Task statement: Count the lines in the records below that contain the word "Light", and reply with only that number.

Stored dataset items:
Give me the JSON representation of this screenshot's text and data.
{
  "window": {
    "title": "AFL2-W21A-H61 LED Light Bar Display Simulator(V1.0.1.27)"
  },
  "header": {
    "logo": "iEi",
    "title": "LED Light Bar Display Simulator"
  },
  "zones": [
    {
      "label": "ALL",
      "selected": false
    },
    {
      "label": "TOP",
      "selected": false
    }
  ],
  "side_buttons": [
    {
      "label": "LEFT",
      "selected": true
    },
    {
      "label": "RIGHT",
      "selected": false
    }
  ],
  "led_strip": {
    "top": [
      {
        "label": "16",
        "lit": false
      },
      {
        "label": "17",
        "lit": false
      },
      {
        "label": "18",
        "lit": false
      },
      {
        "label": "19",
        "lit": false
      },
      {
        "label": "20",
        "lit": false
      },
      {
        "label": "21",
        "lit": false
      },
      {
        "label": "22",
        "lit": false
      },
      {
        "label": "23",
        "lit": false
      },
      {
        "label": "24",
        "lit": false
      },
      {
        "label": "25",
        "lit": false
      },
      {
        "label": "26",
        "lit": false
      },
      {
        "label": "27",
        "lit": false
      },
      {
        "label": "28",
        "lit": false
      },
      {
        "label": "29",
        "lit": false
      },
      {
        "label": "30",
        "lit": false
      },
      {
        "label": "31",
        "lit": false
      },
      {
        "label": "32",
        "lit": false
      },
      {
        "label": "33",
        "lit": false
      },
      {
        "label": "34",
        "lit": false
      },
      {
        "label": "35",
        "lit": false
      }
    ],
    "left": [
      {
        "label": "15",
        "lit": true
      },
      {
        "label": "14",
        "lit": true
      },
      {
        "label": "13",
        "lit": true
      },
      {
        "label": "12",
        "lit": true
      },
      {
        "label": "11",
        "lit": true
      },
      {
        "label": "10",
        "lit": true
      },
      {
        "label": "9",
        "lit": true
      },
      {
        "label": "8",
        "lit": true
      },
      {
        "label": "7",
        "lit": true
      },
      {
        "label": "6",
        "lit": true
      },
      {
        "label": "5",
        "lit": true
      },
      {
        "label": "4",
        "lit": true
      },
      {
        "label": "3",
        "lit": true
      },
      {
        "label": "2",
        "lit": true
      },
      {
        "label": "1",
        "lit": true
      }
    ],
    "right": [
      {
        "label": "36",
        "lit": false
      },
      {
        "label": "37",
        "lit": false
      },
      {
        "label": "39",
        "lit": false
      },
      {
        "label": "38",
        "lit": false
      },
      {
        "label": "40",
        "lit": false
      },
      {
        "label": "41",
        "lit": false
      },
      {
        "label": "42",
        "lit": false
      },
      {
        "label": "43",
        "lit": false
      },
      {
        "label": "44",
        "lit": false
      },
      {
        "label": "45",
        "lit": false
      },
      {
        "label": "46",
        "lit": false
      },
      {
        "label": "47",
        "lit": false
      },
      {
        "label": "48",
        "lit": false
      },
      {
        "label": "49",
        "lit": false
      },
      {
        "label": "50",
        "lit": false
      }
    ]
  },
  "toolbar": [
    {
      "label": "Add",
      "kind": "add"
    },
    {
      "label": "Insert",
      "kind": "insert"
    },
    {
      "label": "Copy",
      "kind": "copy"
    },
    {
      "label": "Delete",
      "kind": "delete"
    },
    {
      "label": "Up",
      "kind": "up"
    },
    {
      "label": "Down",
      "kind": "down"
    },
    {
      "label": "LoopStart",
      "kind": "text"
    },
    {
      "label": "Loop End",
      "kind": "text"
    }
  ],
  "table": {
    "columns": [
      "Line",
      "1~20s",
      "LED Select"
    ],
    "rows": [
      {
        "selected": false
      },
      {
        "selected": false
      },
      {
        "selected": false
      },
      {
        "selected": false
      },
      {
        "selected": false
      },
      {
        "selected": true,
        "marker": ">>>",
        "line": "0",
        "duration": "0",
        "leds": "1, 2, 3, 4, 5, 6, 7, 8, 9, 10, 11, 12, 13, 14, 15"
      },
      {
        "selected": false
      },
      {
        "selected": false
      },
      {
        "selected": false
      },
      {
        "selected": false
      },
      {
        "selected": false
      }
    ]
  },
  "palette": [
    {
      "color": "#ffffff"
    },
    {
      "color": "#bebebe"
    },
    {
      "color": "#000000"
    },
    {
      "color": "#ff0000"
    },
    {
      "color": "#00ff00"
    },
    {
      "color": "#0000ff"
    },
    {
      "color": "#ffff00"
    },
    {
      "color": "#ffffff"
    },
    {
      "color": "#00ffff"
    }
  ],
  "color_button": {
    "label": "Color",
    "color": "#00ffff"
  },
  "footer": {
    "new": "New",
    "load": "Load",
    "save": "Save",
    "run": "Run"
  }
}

Answer area: 2